## DESCRIPTION OF THE TASK:
Write the material out again, line by line, exactly as it is.
————————
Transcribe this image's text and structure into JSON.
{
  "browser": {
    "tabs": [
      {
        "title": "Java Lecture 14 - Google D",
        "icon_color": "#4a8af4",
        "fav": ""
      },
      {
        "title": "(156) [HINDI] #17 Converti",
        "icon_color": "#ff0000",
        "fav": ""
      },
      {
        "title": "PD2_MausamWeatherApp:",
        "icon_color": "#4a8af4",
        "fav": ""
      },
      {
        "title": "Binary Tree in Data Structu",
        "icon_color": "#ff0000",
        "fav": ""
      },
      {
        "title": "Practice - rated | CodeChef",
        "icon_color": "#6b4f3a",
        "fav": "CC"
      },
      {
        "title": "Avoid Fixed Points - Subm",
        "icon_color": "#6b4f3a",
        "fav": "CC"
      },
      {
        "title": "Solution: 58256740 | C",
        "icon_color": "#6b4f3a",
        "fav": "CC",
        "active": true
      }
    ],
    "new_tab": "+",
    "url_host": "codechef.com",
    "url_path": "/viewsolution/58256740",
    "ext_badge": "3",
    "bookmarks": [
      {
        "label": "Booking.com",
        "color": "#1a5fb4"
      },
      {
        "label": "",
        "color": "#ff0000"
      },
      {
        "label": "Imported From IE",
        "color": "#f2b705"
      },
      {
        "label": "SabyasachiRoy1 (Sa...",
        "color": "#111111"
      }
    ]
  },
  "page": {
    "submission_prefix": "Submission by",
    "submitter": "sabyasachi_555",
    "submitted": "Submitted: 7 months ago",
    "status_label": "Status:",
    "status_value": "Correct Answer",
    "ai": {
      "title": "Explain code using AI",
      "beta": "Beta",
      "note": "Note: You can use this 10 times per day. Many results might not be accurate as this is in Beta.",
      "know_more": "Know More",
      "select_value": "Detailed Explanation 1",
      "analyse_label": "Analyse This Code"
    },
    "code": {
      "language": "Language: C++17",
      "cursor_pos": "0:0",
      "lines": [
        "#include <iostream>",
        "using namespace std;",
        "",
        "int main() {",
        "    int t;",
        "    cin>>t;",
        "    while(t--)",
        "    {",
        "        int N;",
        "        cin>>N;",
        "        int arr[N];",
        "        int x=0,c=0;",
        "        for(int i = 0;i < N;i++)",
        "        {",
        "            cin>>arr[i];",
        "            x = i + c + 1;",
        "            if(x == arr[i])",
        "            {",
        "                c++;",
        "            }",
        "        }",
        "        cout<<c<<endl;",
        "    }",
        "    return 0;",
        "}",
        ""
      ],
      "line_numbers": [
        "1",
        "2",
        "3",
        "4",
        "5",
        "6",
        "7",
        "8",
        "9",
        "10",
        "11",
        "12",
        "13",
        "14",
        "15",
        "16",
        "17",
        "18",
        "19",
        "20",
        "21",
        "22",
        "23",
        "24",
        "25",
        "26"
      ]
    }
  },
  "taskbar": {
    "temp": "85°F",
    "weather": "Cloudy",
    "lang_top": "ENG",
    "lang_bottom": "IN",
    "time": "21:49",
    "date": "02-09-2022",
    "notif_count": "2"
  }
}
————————
## ANSWER AREA:
Transcribe this image's text and structure into JSON.
{
  "browser": {
    "tabs": [
      {
        "title": "Java Lecture 14 - Google D",
        "icon_color": "#4a8af4",
        "fav": ""
      },
      {
        "title": "(156) [HINDI] #17 Converti",
        "icon_color": "#ff0000",
        "fav": ""
      },
      {
        "title": "PD2_MausamWeatherApp:",
        "icon_color": "#4a8af4",
        "fav": ""
      },
      {
        "title": "Binary Tree in Data Structu",
        "icon_color": "#ff0000",
        "fav": ""
      },
      {
        "title": "Practice - rated | CodeChef",
        "icon_color": "#6b4f3a",
        "fav": "CC"
      },
      {
        "title": "Avoid Fixed Points - Subm",
        "icon_color": "#6b4f3a",
        "fav": "CC"
      },
      {
        "title": "Solution: 58256740 | C",
        "icon_color": "#6b4f3a",
        "fav": "CC",
        "active": true
      }
    ],
    "new_tab": "+",
    "url_host": "codechef.com",
    "url_path": "/viewsolution/58256740",
    "ext_badge": "3",
    "bookmarks": [
      {
        "label": "Booking.com",
        "color": "#1a5fb4"
      },
      {
        "label": "",
        "color": "#ff0000"
      },
      {
        "label": "Imported From IE",
        "color": "#f2b705"
      },
      {
        "label": "SabyasachiRoy1 (Sa...",
        "color": "#111111"
      }
    ]
  },
  "page": {
    "submission_prefix": "Submission by",
    "submitter": "sabyasachi_555",
    "submitted": "Submitted: 7 months ago",
    "status_label": "Status:",
    "status_value": "Correct Answer",
    "ai": {
      "title": "Explain code using AI",
      "beta": "Beta",
      "note": "Note: You can use this 10 times per day. Many results might not be accurate as this is in Beta.",
      "know_more": "Know More",
      "select_value": "Detailed Explanation 1",
      "analyse_label": "Analyse This Code"
    },
    "code": {
      "language": "Language: C++17",
      "cursor_pos": "0:0",
      "lines": [
        "#include <iostream>",
        "using namespace std;",
        "",
        "int main() {",
        "    int t;",
        "    cin>>t;",
        "    while(t--)",
        "    {",
        "        int N;",
        "        cin>>N;",
        "        int arr[N];",
        "        int x=0,c=0;",
        "        for(int i = 0;i < N;i++)",
        "        {",
        "            cin>>arr[i];",
        "            x = i + c + 1;",
        "            if(x == arr[i])",
        "            {",
        "                c++;",
        "            }",
        "        }",
        "        cout<<c<<endl;",
        "    }",
        "    return 0;",
        "}",
        ""
      ],
      "line_numbers": [
        "1",
        "2",
        "3",
        "4",
        "5",
        "6",
        "7",
        "8",
        "9",
        "10",
        "11",
        "12",
        "13",
        "14",
        "15",
        "16",
        "17",
        "18",
        "19",
        "20",
        "21",
        "22",
        "23",
        "24",
        "25",
        "26"
      ]
    }
  },
  "taskbar": {
    "temp": "85°F",
    "weather": "Cloudy",
    "lang_top": "ENG",
    "lang_bottom": "IN",
    "time": "21:49",
    "date": "02-09-2022",
    "notif_count": "2"
  }
}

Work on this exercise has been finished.